(Requirement): Would you filter the listing below so that only lines with the word "JSON" remain?

(Data provided):
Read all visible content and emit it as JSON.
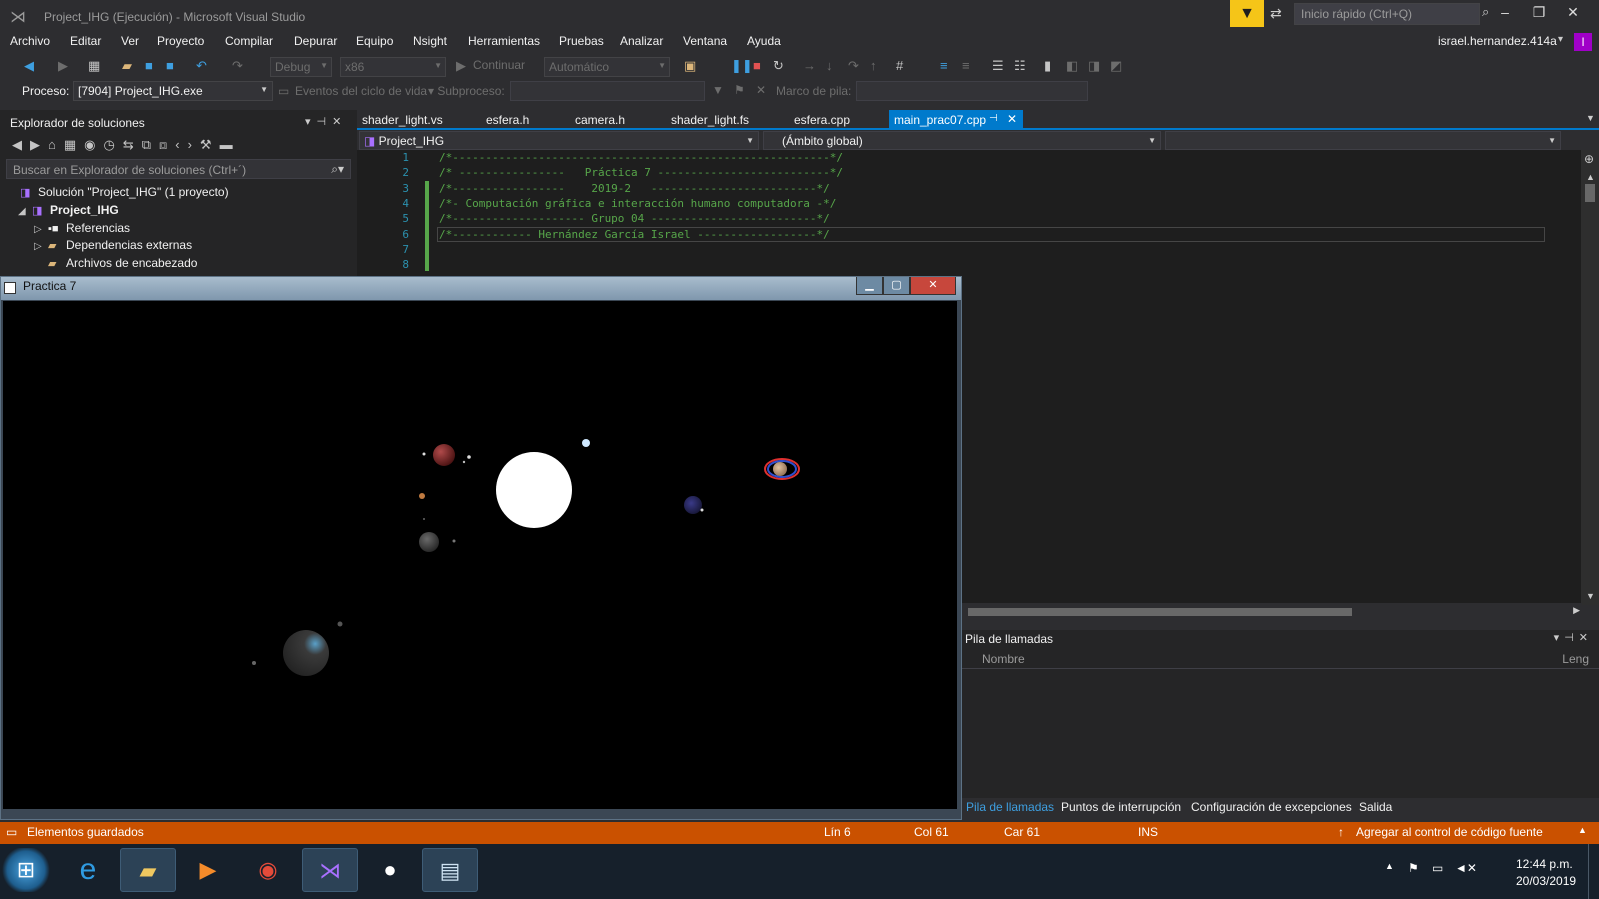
{
  "window": {
    "title": "Project_IHG (Ejecución) - Microsoft Visual Studio",
    "quick_launch_placeholder": "Inicio rápido (Ctrl+Q)",
    "user": "israel.hernandez.414a",
    "user_badge": "I"
  },
  "menu": [
    "Archivo",
    "Editar",
    "Ver",
    "Proyecto",
    "Compilar",
    "Depurar",
    "Equipo",
    "Nsight",
    "Herramientas",
    "Pruebas",
    "Analizar",
    "Ventana",
    "Ayuda"
  ],
  "toolbar": {
    "config": "Debug",
    "platform": "x86",
    "continue_label": "Continuar",
    "auto_label": "Automático"
  },
  "debug_location": {
    "process_label": "Proceso:",
    "process_value": "[7904] Project_IHG.exe",
    "lifecycle_label": "Eventos del ciclo de vida",
    "thread_label": "Subproceso:",
    "stack_label": "Marco de pila:"
  },
  "solution_explorer": {
    "title": "Explorador de soluciones",
    "search_placeholder": "Buscar en Explorador de soluciones (Ctrl+´)",
    "items": [
      {
        "label": "Solución \"Project_IHG\"  (1 proyecto)"
      },
      {
        "label": "Project_IHG"
      },
      {
        "label": "Referencias"
      },
      {
        "label": "Dependencias externas"
      },
      {
        "label": "Archivos de encabezado"
      }
    ]
  },
  "tabs": [
    "shader_light.vs",
    "esfera.h",
    "camera.h",
    "shader_light.fs",
    "esfera.cpp",
    "main_prac07.cpp"
  ],
  "navbar": {
    "project": "Project_IHG",
    "scope": "(Ámbito global)"
  },
  "code": {
    "lines": [
      {
        "n": "1",
        "text": "/*---------------------------------------------------------*/"
      },
      {
        "n": "2",
        "text": "/* ----------------   Práctica 7 --------------------------*/"
      },
      {
        "n": "3",
        "text": "/*-----------------    2019-2   -------------------------*/"
      },
      {
        "n": "4",
        "text": "/*- Computación gráfica e interacción humano computadora -*/"
      },
      {
        "n": "5",
        "text": "/*-------------------- Grupo 04 -------------------------*/"
      },
      {
        "n": "6",
        "text": "/*------------ Hernández García Israel ------------------*/"
      },
      {
        "n": "7",
        "text": ""
      },
      {
        "n": "8",
        "text": ""
      }
    ]
  },
  "gl_window": {
    "title": "Practica 7"
  },
  "callstack": {
    "title": "Pila de llamadas",
    "col_name": "Nombre",
    "col_lang": "Leng"
  },
  "bottom_tabs": [
    "Pila de llamadas",
    "Puntos de interrupción",
    "Configuración de excepciones",
    "Salida"
  ],
  "statusbar": {
    "message": "Elementos guardados",
    "line": "Lín 6",
    "col": "Col 61",
    "char": "Car 61",
    "mode": "INS",
    "source_control": "Agregar al control de código fuente"
  },
  "taskbar": {
    "time": "12:44 p.m.",
    "date": "20/03/2019"
  },
  "colors": {
    "accent": "#007acc",
    "status": "#ca5100",
    "comment": "#57a64a"
  }
}
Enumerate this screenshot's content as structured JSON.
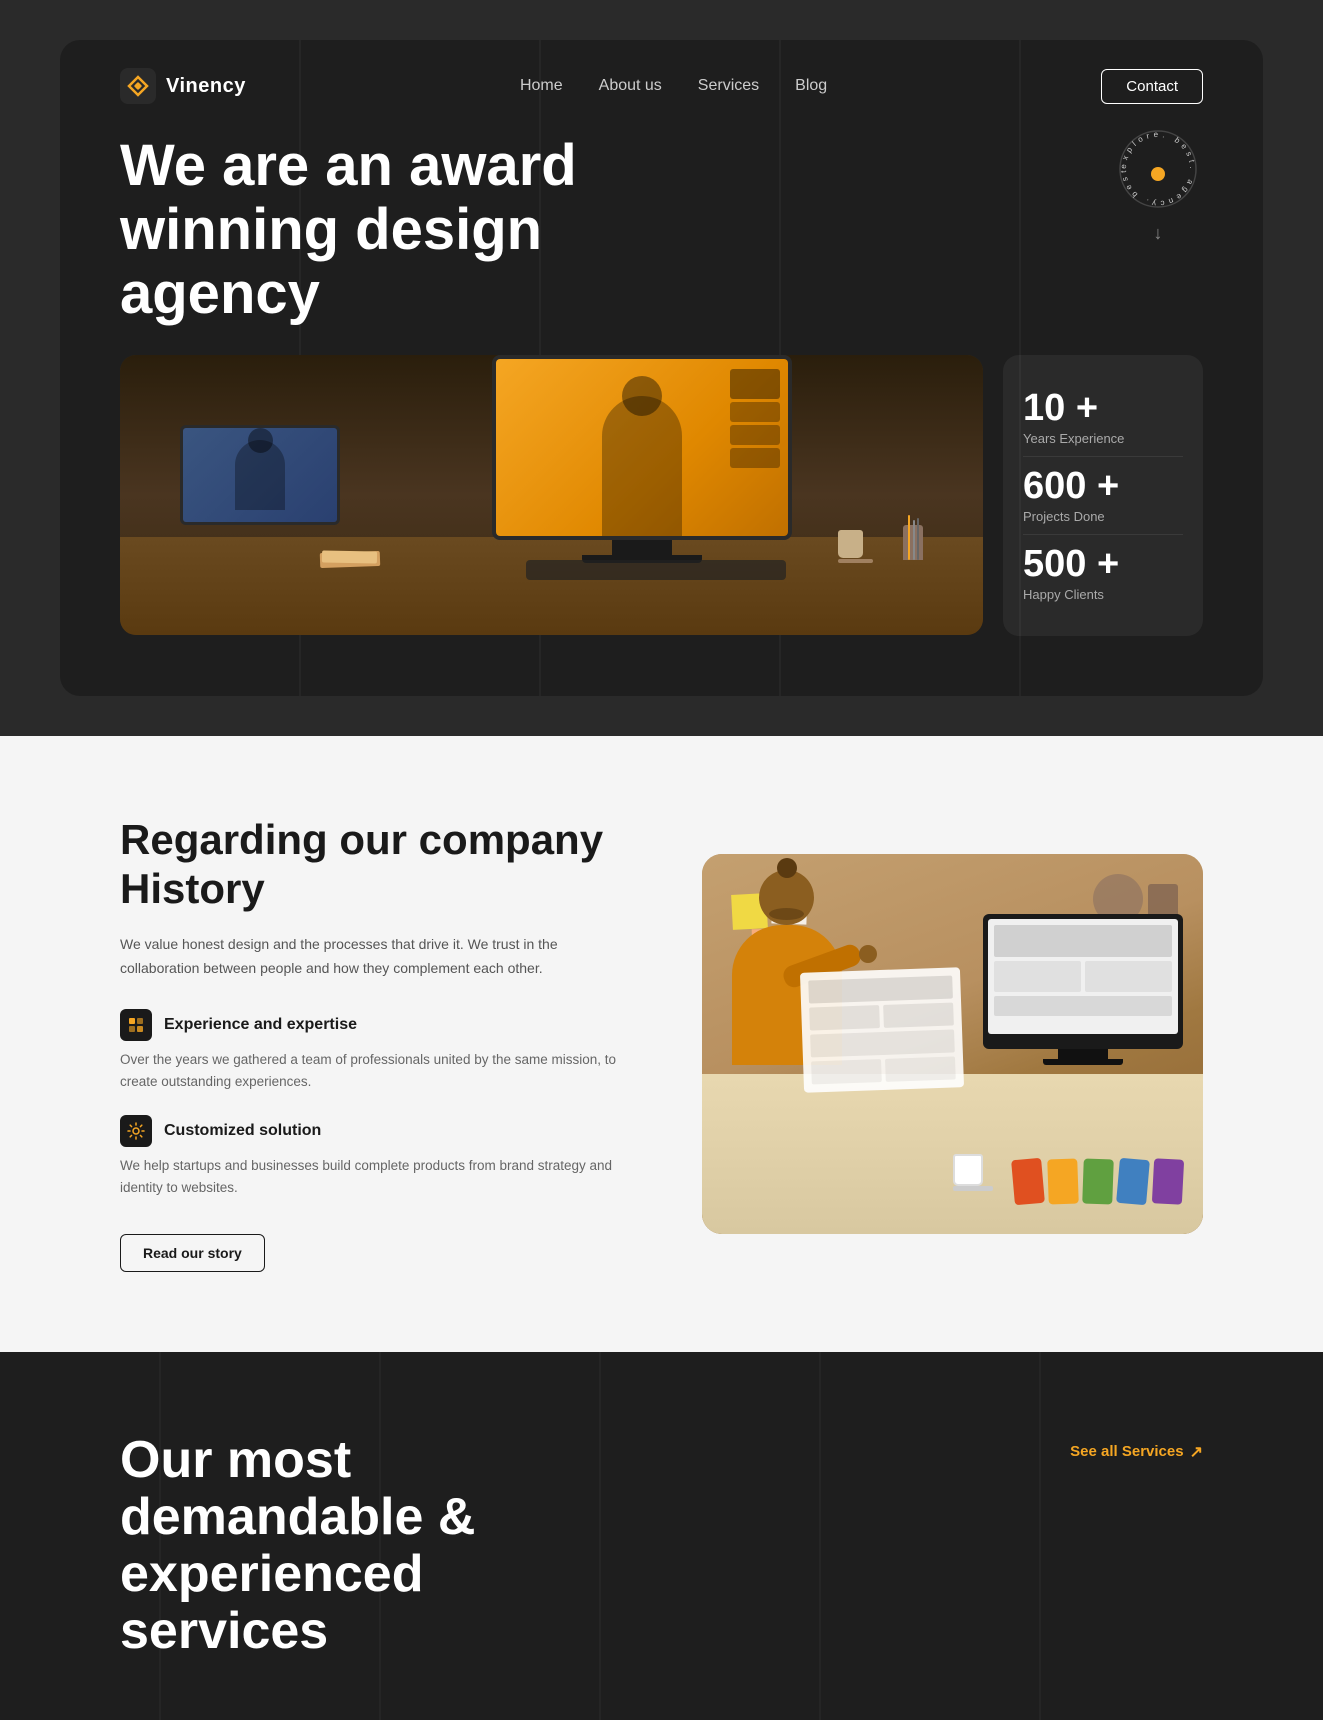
{
  "site": {
    "name": "Vinency"
  },
  "navbar": {
    "logo_text": "Vinency",
    "links": [
      {
        "label": "Home",
        "href": "#"
      },
      {
        "label": "About us",
        "href": "#"
      },
      {
        "label": "Services",
        "href": "#"
      },
      {
        "label": "Blog",
        "href": "#"
      }
    ],
    "contact_label": "Contact"
  },
  "hero": {
    "title": "We are an award winning design agency",
    "badge_text": "explore. best. agency. best.",
    "stats": [
      {
        "number": "10 +",
        "label": "Years Experience"
      },
      {
        "number": "600 +",
        "label": "Projects Done"
      },
      {
        "number": "500 +",
        "label": "Happy Clients"
      }
    ]
  },
  "about": {
    "title": "Regarding our company History",
    "description": "We value honest design and the processes that drive it. We trust in the collaboration between people and how they complement each other.",
    "features": [
      {
        "icon": "⚡",
        "title": "Experience and expertise",
        "description": "Over the years we gathered a team of professionals united by the same mission, to create outstanding experiences."
      },
      {
        "icon": "⚙",
        "title": "Customized solution",
        "description": "We help startups and businesses build complete products from brand strategy and identity to websites."
      }
    ],
    "button_label": "Read our story"
  },
  "services": {
    "title": "Our most demandable & experienced services",
    "see_all_label": "See all Services",
    "see_all_arrow": "↗"
  },
  "colors": {
    "accent": "#f5a623",
    "dark_bg": "#1e1e1e",
    "light_bg": "#f5f5f5",
    "text_dark": "#1a1a1a",
    "text_light": "#ffffff",
    "text_muted": "#aaaaaa"
  }
}
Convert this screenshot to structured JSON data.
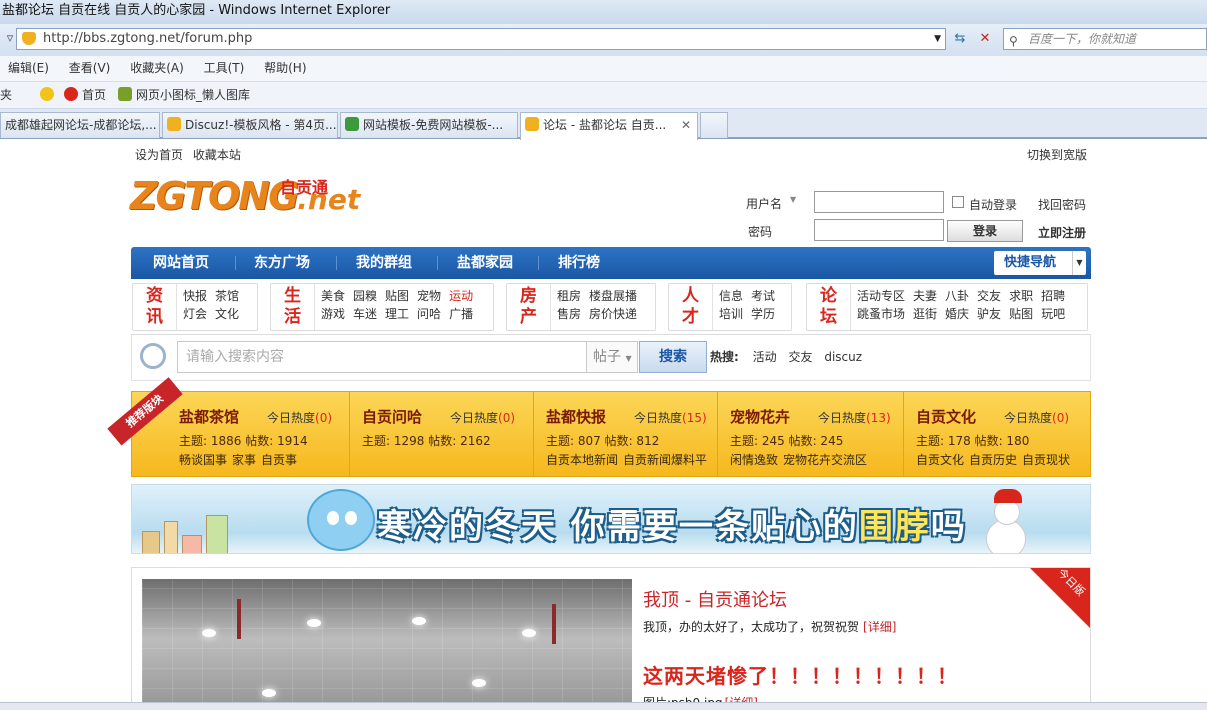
{
  "window": {
    "title": "盐都论坛 自贡在线 自贡人的心家园 - Windows Internet Explorer"
  },
  "address": {
    "url": "http://bbs.zgtong.net/forum.php",
    "search_placeholder": "百度一下，你就知道"
  },
  "menu": [
    "编辑(E)",
    "查看(V)",
    "收藏夹(A)",
    "工具(T)",
    "帮助(H)"
  ],
  "favbar": {
    "fav_cut": "夹",
    "home": "首页",
    "icons": "网页小图标_懒人图库"
  },
  "tabs": [
    {
      "label": "成都雄起网论坛-成都论坛,..."
    },
    {
      "label": "Discuz!-模板风格 - 第4页..."
    },
    {
      "label": "网站模板-免费网站模板-..."
    },
    {
      "label": "论坛 - 盐都论坛 自贡..."
    }
  ],
  "toplinks": {
    "sethome": "设为首页",
    "bookmark": "收藏本站",
    "wide": "切换到宽版"
  },
  "logo": {
    "main": "ZGTONG",
    "net": ".net",
    "cn": "自贡通"
  },
  "login": {
    "username": "用户名",
    "password": "密码",
    "auto": "自动登录",
    "forgot": "找回密码",
    "submit": "登录",
    "register": "立即注册"
  },
  "mainnav": [
    "网站首页",
    "东方广场",
    "我的群组",
    "盐都家园",
    "排行榜"
  ],
  "quicknav": "快捷导航",
  "categories": [
    {
      "head": [
        "资",
        "讯"
      ],
      "links": [
        [
          "快报",
          "茶馆"
        ],
        [
          "灯会",
          "文化"
        ]
      ]
    },
    {
      "head": [
        "生",
        "活"
      ],
      "links": [
        [
          "美食",
          "园糗",
          "贴图",
          "宠物",
          "运动"
        ],
        [
          "游戏",
          "车迷",
          "理工",
          "问哈",
          "广播"
        ]
      ]
    },
    {
      "head": [
        "房",
        "产"
      ],
      "links": [
        [
          "租房",
          "楼盘展播"
        ],
        [
          "售房",
          "房价快递"
        ]
      ]
    },
    {
      "head": [
        "人",
        "才"
      ],
      "links": [
        [
          "信息",
          "考试"
        ],
        [
          "培训",
          "学历"
        ]
      ]
    },
    {
      "head": [
        "论",
        "坛"
      ],
      "links": [
        [
          "活动专区",
          "夫妻",
          "八卦",
          "交友",
          "求职",
          "招聘"
        ],
        [
          "跳蚤市场",
          "逛街",
          "婚庆",
          "驴友",
          "贴图",
          "玩吧"
        ]
      ]
    }
  ],
  "search": {
    "placeholder": "请输入搜索内容",
    "type": "帖子",
    "button": "搜索",
    "hot_label": "热搜:",
    "hot": [
      "活动",
      "交友",
      "discuz"
    ]
  },
  "recommend": {
    "ribbon": "推荐版块",
    "boards": [
      {
        "name": "盐都茶馆",
        "heat_label": "今日热度",
        "heat": "(0)",
        "stats": "主题: 1886 帖数: 1914",
        "subs": [
          "畅谈国事",
          "家事",
          "自贡事"
        ]
      },
      {
        "name": "自贡问哈",
        "heat_label": "今日热度",
        "heat": "(0)",
        "stats": "主题: 1298 帖数: 2162",
        "subs": []
      },
      {
        "name": "盐都快报",
        "heat_label": "今日热度",
        "heat": "(15)",
        "stats": "主题: 807 帖数: 812",
        "subs": [
          "自贡本地新闻",
          "自贡新闻爆料平"
        ]
      },
      {
        "name": "宠物花卉",
        "heat_label": "今日热度",
        "heat": "(13)",
        "stats": "主题: 245 帖数: 245",
        "subs": [
          "闲情逸致",
          "宠物花卉交流区"
        ]
      },
      {
        "name": "自贡文化",
        "heat_label": "今日热度",
        "heat": "(0)",
        "stats": "主题: 178 帖数: 180",
        "subs": [
          "自贡文化",
          "自贡历史",
          "自贡现状"
        ]
      }
    ]
  },
  "banner": {
    "text1": "寒冷的冬天  你需要一条贴心的",
    "text2": "围脖",
    "text3": "吗"
  },
  "article": {
    "corner": "今日版",
    "title1": "我顶 - 自贡通论坛",
    "desc1": "我顶，办的太好了，太成功了，祝贺祝贺",
    "more": "[详细]",
    "title2": "这两天堵惨了！！！！！！！！！",
    "desc2": "图片:psb0.jpg",
    "more2": "[详细]"
  }
}
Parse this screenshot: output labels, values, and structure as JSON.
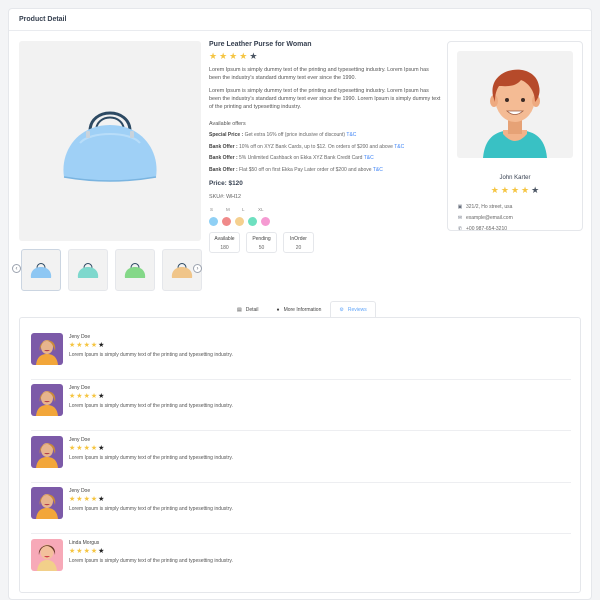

(Problem solution):
Read all visible content and emit it as JSON.
Enumerate this screenshot's content as structured JSON.
Convert this screenshot to structured JSON data.
Parse this screenshot: output labels, values, and structure as JSON.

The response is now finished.